(About this task): Give the listing again in full, exactly as written.

(Input records):
—————
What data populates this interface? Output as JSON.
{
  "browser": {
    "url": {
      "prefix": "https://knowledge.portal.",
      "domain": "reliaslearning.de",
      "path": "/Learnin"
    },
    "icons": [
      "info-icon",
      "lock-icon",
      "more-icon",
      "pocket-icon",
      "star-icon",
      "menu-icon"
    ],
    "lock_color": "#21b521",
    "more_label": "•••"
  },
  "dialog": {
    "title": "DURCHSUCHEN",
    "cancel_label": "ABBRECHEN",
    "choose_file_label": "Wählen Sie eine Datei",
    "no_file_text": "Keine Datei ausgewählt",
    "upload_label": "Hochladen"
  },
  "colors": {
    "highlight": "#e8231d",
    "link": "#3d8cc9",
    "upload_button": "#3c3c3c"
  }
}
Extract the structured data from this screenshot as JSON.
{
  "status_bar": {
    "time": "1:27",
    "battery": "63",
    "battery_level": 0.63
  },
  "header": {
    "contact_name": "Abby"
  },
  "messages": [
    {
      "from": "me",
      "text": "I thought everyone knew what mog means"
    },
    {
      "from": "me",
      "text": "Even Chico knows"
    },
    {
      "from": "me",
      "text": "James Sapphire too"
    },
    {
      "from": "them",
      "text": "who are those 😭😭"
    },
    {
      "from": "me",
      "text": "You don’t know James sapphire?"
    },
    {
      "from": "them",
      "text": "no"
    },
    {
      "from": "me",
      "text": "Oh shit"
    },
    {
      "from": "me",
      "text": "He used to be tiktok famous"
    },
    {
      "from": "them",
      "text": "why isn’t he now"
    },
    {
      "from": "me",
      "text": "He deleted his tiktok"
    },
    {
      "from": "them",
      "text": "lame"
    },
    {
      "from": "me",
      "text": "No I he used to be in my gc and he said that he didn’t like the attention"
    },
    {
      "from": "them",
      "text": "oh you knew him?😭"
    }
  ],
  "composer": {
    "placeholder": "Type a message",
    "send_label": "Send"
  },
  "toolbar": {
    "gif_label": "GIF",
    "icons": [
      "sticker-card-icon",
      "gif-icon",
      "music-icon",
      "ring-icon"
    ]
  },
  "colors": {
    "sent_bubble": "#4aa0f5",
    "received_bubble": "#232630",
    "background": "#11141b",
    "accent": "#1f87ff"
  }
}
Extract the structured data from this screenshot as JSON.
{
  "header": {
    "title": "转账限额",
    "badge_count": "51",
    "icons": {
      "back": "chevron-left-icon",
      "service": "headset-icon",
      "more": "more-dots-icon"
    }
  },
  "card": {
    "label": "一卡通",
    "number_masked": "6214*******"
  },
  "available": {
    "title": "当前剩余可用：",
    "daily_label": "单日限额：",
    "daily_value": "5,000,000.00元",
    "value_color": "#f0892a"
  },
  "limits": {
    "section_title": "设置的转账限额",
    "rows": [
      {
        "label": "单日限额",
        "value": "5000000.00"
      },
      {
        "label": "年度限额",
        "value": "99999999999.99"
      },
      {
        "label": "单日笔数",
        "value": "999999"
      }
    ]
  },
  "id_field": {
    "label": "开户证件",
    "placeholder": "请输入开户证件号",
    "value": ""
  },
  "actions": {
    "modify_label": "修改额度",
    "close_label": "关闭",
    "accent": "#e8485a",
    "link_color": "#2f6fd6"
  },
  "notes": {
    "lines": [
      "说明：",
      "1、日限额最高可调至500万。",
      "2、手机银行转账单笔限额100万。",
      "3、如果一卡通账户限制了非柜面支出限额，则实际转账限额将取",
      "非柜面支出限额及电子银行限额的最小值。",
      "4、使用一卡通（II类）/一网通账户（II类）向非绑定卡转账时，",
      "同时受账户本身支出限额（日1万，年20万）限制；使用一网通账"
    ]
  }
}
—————
(Task solution):
What data populates this interface? Output as JSON.
{
  "browser": {
    "url": {
      "prefix": "https://knowledge.portal.",
      "domain": "reliaslearning.de",
      "path": "/Learnin"
    },
    "icons": [
      "info-icon",
      "lock-icon",
      "more-icon",
      "pocket-icon",
      "star-icon",
      "menu-icon"
    ],
    "lock_color": "#21b521",
    "more_label": "•••"
  },
  "dialog": {
    "title": "DURCHSUCHEN",
    "cancel_label": "ABBRECHEN",
    "choose_file_label": "Wählen Sie eine Datei",
    "no_file_text": "Keine Datei ausgewählt",
    "upload_label": "Hochladen"
  },
  "colors": {
    "highlight": "#e8231d",
    "link": "#3d8cc9",
    "upload_button": "#3c3c3c"
  }
}
Extract the structured data from this screenshot as JSON.
{
  "status_bar": {
    "time": "1:27",
    "battery": "63",
    "battery_level": 0.63
  },
  "header": {
    "contact_name": "Abby"
  },
  "messages": [
    {
      "from": "me",
      "text": "I thought everyone knew what mog means"
    },
    {
      "from": "me",
      "text": "Even Chico knows"
    },
    {
      "from": "me",
      "text": "James Sapphire too"
    },
    {
      "from": "them",
      "text": "who are those 😭😭"
    },
    {
      "from": "me",
      "text": "You don’t know James sapphire?"
    },
    {
      "from": "them",
      "text": "no"
    },
    {
      "from": "me",
      "text": "Oh shit"
    },
    {
      "from": "me",
      "text": "He used to be tiktok famous"
    },
    {
      "from": "them",
      "text": "why isn’t he now"
    },
    {
      "from": "me",
      "text": "He deleted his tiktok"
    },
    {
      "from": "them",
      "text": "lame"
    },
    {
      "from": "me",
      "text": "No I he used to be in my gc and he said that he didn’t like the attention"
    },
    {
      "from": "them",
      "text": "oh you knew him?😭"
    }
  ],
  "composer": {
    "placeholder": "Type a message",
    "send_label": "Send"
  },
  "toolbar": {
    "gif_label": "GIF",
    "icons": [
      "sticker-card-icon",
      "gif-icon",
      "music-icon",
      "ring-icon"
    ]
  },
  "colors": {
    "sent_bubble": "#4aa0f5",
    "received_bubble": "#232630",
    "background": "#11141b",
    "accent": "#1f87ff"
  }
}
Extract the structured data from this screenshot as JSON.
{
  "header": {
    "title": "转账限额",
    "badge_count": "51",
    "icons": {
      "back": "chevron-left-icon",
      "service": "headset-icon",
      "more": "more-dots-icon"
    }
  },
  "card": {
    "label": "一卡通",
    "number_masked": "6214*******"
  },
  "available": {
    "title": "当前剩余可用：",
    "daily_label": "单日限额：",
    "daily_value": "5,000,000.00元",
    "value_color": "#f0892a"
  },
  "limits": {
    "section_title": "设置的转账限额",
    "rows": [
      {
        "label": "单日限额",
        "value": "5000000.00"
      },
      {
        "label": "年度限额",
        "value": "99999999999.99"
      },
      {
        "label": "单日笔数",
        "value": "999999"
      }
    ]
  },
  "id_field": {
    "label": "开户证件",
    "placeholder": "请输入开户证件号",
    "value": ""
  },
  "actions": {
    "modify_label": "修改额度",
    "close_label": "关闭",
    "accent": "#e8485a",
    "link_color": "#2f6fd6"
  },
  "notes": {
    "lines": [
      "说明：",
      "1、日限额最高可调至500万。",
      "2、手机银行转账单笔限额100万。",
      "3、如果一卡通账户限制了非柜面支出限额，则实际转账限额将取",
      "非柜面支出限额及电子银行限额的最小值。",
      "4、使用一卡通（II类）/一网通账户（II类）向非绑定卡转账时，",
      "同时受账户本身支出限额（日1万，年20万）限制；使用一网通账"
    ]
  }
}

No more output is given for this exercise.